Top of GIVEN DATA
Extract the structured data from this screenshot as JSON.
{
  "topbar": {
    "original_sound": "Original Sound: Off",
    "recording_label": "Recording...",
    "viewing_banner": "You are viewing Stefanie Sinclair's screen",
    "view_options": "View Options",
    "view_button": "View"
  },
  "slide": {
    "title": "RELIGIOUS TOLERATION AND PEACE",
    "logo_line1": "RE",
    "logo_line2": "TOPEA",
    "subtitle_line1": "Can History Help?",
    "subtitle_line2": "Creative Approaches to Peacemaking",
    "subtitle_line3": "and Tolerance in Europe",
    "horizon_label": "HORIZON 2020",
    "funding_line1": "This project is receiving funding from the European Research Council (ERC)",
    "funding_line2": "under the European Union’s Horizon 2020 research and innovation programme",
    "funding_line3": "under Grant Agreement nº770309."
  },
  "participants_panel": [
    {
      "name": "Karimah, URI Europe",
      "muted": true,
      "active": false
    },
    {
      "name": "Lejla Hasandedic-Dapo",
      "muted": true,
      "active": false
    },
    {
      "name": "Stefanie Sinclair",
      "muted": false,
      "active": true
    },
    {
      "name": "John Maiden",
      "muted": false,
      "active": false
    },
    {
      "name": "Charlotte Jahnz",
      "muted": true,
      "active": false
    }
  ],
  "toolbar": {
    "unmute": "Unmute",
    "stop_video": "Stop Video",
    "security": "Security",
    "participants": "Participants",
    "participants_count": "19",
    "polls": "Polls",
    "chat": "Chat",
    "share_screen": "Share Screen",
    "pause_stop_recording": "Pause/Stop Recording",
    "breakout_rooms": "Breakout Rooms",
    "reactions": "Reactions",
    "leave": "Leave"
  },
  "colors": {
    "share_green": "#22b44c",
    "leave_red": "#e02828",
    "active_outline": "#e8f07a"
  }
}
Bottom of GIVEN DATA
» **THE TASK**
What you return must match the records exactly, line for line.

» **WORKED SOLUTION**
Extract the structured data from this screenshot as JSON.
{
  "topbar": {
    "original_sound": "Original Sound: Off",
    "recording_label": "Recording...",
    "viewing_banner": "You are viewing Stefanie Sinclair's screen",
    "view_options": "View Options",
    "view_button": "View"
  },
  "slide": {
    "title": "RELIGIOUS TOLERATION AND PEACE",
    "logo_line1": "RE",
    "logo_line2": "TOPEA",
    "subtitle_line1": "Can History Help?",
    "subtitle_line2": "Creative Approaches to Peacemaking",
    "subtitle_line3": "and Tolerance in Europe",
    "horizon_label": "HORIZON 2020",
    "funding_line1": "This project is receiving funding from the European Research Council (ERC)",
    "funding_line2": "under the European Union’s Horizon 2020 research and innovation programme",
    "funding_line3": "under Grant Agreement nº770309."
  },
  "participants_panel": [
    {
      "name": "Karimah, URI Europe",
      "muted": true,
      "active": false
    },
    {
      "name": "Lejla Hasandedic-Dapo",
      "muted": true,
      "active": false
    },
    {
      "name": "Stefanie Sinclair",
      "muted": false,
      "active": true
    },
    {
      "name": "John Maiden",
      "muted": false,
      "active": false
    },
    {
      "name": "Charlotte Jahnz",
      "muted": true,
      "active": false
    }
  ],
  "toolbar": {
    "unmute": "Unmute",
    "stop_video": "Stop Video",
    "security": "Security",
    "participants": "Participants",
    "participants_count": "19",
    "polls": "Polls",
    "chat": "Chat",
    "share_screen": "Share Screen",
    "pause_stop_recording": "Pause/Stop Recording",
    "breakout_rooms": "Breakout Rooms",
    "reactions": "Reactions",
    "leave": "Leave"
  },
  "colors": {
    "share_green": "#22b44c",
    "leave_red": "#e02828",
    "active_outline": "#e8f07a"
  }
}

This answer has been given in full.